You can also find ways to use social media constructively. If you’re someone who already spends a fair amount of time on Facebook or Twitter, consider dedicating some of your time to advocacy. If you need tips on how to effectively use social media to support science you can check out these resources below:
Next Steps: Putting more time and resources to use
If you feel that you can do more than the actions above, try your hand at doing things that are a bit more involved. Event organizing doesn’t have to be done on a gigantic scale. You can host likeminded advocates in your home for something like a letter writing party, call in day, or voter registration drive. Other group events like this just require that you have a space for members of your community to meet for a small scale event.

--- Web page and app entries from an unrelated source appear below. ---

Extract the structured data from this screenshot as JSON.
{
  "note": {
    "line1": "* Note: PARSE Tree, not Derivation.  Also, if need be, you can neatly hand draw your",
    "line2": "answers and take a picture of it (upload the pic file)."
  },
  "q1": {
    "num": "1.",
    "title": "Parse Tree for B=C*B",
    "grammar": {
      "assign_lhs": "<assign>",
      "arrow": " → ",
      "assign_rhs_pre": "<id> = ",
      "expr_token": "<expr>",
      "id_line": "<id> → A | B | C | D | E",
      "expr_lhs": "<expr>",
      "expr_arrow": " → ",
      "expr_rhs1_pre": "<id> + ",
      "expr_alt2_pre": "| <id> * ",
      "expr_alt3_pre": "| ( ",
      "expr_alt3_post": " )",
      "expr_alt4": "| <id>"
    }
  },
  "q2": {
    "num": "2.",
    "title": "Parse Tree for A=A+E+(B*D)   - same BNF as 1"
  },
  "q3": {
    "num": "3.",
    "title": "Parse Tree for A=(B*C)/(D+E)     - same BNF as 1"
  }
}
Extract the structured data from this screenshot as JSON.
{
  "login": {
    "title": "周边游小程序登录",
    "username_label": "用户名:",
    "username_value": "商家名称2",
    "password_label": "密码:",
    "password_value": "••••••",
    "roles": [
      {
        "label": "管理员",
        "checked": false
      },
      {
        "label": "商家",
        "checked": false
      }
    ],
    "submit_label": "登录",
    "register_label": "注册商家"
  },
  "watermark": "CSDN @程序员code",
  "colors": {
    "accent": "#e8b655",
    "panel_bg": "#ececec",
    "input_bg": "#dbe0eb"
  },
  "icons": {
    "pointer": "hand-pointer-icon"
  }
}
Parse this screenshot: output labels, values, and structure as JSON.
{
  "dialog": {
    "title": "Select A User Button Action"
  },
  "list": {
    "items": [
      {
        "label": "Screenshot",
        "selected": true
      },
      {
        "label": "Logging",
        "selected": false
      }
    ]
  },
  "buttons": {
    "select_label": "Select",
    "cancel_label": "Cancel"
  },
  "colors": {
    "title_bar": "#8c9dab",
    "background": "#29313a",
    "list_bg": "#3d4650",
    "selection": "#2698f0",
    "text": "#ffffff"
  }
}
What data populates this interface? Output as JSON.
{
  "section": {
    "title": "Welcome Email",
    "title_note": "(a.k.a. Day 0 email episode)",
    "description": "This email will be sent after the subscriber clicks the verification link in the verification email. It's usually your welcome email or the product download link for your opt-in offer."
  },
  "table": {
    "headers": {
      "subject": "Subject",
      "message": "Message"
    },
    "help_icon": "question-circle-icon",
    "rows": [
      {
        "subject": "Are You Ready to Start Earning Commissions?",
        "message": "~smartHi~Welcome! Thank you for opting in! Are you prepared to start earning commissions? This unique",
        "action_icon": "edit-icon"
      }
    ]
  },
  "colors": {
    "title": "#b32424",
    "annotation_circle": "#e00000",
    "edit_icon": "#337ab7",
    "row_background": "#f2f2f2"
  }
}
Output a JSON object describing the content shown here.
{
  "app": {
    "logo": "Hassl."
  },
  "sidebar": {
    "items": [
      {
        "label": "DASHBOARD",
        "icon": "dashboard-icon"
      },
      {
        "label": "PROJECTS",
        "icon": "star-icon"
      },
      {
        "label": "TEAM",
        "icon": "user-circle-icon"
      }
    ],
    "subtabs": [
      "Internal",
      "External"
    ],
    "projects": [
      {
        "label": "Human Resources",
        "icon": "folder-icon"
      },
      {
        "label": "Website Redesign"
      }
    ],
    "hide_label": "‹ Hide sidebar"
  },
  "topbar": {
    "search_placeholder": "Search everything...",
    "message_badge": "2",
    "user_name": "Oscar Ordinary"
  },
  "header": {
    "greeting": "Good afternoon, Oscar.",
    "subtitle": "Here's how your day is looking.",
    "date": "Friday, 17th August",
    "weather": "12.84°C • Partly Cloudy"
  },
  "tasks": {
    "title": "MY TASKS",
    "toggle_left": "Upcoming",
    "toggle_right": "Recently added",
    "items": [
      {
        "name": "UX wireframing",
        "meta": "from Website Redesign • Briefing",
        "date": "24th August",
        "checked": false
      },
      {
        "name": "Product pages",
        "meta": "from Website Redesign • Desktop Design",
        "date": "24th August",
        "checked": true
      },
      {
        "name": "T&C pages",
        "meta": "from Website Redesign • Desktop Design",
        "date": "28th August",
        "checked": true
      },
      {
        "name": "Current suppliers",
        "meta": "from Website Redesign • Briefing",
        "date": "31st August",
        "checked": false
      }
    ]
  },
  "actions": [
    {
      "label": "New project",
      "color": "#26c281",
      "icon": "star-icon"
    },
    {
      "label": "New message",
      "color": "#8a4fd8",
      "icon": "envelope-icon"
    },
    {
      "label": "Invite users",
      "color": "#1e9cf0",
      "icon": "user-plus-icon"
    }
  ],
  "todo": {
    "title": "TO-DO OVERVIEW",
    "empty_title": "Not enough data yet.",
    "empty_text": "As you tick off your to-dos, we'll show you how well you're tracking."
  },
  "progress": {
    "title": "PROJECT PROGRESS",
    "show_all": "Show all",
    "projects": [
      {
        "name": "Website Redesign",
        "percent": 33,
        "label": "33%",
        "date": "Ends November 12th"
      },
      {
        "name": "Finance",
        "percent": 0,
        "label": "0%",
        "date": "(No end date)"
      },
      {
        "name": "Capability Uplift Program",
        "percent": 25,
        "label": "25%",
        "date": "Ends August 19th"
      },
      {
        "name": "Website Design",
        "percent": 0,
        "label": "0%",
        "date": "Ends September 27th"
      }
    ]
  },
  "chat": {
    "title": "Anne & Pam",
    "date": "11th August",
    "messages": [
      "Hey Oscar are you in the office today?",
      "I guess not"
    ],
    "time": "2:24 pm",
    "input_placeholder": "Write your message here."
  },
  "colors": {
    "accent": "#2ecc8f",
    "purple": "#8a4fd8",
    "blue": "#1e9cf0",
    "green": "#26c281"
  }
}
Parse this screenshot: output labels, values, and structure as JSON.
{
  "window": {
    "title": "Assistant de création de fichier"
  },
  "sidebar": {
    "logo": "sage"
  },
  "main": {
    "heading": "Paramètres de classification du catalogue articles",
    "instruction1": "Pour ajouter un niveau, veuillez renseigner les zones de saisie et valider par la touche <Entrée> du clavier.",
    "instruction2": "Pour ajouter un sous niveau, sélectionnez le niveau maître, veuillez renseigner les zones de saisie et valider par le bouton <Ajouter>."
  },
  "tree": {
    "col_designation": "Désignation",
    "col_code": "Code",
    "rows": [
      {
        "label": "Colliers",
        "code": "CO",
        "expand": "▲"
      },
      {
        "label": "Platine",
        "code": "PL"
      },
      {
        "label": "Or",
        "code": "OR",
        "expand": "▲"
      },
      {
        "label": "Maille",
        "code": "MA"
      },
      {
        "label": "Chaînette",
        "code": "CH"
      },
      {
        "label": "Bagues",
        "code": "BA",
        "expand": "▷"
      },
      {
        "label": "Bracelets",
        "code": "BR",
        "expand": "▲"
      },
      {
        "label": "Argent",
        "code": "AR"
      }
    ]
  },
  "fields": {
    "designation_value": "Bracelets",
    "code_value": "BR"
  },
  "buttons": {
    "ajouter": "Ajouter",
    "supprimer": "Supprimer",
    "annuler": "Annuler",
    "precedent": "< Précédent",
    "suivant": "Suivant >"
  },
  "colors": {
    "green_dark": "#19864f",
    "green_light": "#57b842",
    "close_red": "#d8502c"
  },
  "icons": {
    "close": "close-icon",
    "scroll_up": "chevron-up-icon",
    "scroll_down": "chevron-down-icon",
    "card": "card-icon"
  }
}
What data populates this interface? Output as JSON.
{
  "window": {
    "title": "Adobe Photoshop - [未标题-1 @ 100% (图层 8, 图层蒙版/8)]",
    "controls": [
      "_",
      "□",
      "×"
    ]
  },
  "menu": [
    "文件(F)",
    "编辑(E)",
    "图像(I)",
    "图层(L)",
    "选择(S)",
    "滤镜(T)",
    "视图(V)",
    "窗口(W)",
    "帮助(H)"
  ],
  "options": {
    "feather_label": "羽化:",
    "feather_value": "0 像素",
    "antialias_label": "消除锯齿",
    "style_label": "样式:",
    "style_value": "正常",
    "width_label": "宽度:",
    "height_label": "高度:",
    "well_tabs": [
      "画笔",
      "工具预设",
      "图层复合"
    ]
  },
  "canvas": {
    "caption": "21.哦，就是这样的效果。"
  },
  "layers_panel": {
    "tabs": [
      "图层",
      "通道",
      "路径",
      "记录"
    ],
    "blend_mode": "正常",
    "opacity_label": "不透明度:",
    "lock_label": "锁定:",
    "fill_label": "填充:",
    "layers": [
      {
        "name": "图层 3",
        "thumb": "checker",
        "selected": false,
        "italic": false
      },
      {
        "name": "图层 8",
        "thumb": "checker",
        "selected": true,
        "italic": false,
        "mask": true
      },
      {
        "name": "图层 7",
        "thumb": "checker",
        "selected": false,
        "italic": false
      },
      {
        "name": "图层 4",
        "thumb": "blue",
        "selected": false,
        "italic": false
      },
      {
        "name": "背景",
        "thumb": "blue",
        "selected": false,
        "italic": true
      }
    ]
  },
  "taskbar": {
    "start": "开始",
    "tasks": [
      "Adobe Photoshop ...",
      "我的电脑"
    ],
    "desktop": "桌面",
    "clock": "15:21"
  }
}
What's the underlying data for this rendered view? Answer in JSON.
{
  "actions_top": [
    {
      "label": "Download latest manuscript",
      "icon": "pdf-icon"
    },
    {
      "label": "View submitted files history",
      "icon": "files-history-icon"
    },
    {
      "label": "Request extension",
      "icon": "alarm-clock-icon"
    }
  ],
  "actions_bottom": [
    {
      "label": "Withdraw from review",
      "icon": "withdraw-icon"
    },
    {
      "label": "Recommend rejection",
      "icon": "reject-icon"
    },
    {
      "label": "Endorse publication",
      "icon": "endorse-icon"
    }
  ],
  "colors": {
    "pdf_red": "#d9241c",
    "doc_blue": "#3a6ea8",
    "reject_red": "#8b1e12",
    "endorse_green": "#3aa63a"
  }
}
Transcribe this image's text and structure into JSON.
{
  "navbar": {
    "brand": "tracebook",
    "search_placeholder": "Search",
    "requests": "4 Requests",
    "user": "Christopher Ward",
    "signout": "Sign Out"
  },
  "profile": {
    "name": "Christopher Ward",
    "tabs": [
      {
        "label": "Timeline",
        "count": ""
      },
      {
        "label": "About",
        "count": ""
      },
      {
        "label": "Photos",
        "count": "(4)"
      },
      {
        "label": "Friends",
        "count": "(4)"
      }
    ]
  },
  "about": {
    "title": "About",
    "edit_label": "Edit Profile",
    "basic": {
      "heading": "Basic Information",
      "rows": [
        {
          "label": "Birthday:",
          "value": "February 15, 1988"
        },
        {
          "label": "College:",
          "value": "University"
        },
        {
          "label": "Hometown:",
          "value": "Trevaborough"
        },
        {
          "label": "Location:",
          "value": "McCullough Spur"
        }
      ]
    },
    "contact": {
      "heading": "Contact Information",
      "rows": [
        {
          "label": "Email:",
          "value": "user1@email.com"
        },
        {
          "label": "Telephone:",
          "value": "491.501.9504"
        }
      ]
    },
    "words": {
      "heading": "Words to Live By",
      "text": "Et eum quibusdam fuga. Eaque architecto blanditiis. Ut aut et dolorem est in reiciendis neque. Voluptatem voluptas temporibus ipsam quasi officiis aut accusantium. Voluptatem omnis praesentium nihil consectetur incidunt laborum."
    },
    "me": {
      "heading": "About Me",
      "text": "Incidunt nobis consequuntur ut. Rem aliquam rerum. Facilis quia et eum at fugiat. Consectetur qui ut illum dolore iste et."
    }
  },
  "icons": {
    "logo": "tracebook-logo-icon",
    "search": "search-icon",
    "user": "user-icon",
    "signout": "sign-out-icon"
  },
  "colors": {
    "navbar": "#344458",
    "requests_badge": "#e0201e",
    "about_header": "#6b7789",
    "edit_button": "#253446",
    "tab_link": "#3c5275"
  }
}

If you don’t have the space to accommodate others you can still take your advocacy a step further with some more involved solo actions. Do you have the time to sit down and write a letter to the editor of your local paper? How about submitting effective public comments to the federal register? There are a lot of ways you can get involved by writing, just keep in mind the time it will take to craft and revise anything that you’d like to submit.
You can take any in-person actions a step further too, by securing meetings with your elected officials, or speaking out during town halls and other public events. Preparation is key. Knowing what you want to say and how to get your point across quickly can be the difference between making an impact and being overlooked.
Remember, the key to making an impact is to think strategically about your capacity and how you want to spend your time. Here are a few activities to consider:
- Request a meeting with elected officials
- Writing op-eds that make a difference
- Engage with local stakeholders
Large-scale event hosting
Leading up to the election, if you have the time and resources, consider organizing an event. You’ll need to do a significant amount of pre-planning and will probably need to enlist others for assistance. Whether you’re hosting a rally, panel discussion, training, or any other type of event, first you should outline your goals and ideal outcomes. What budget constraints are you working with? How many people do you expect to attend and do you know where you can find a space to accommodate them? You’ll also have to think about promoting your event. Building connections with the media is an important part of helping your action become more visible.
Something else to consider is what resources you have available to promote your event. Having enough time before the day of to get media attention and promotion online is important to having a good turnout, and help to make sure your message is heard. For some event ideas see the resources below:
- Organize an in-district meeting (make sure to look at the Congressional calendar ahead of time!)
- Host a public education event with community groups
- Organize a science outreach event
- Case study: Partner with community groups for a local event
If you’re a college student, you can see what on-campus resources you have available to help you organize advocacy events. There might even be spaces on campus that you have access to that can accommodate larger events. Opportunities vary from campus to campus. These resources made specifically for students can help you get the ball rolling: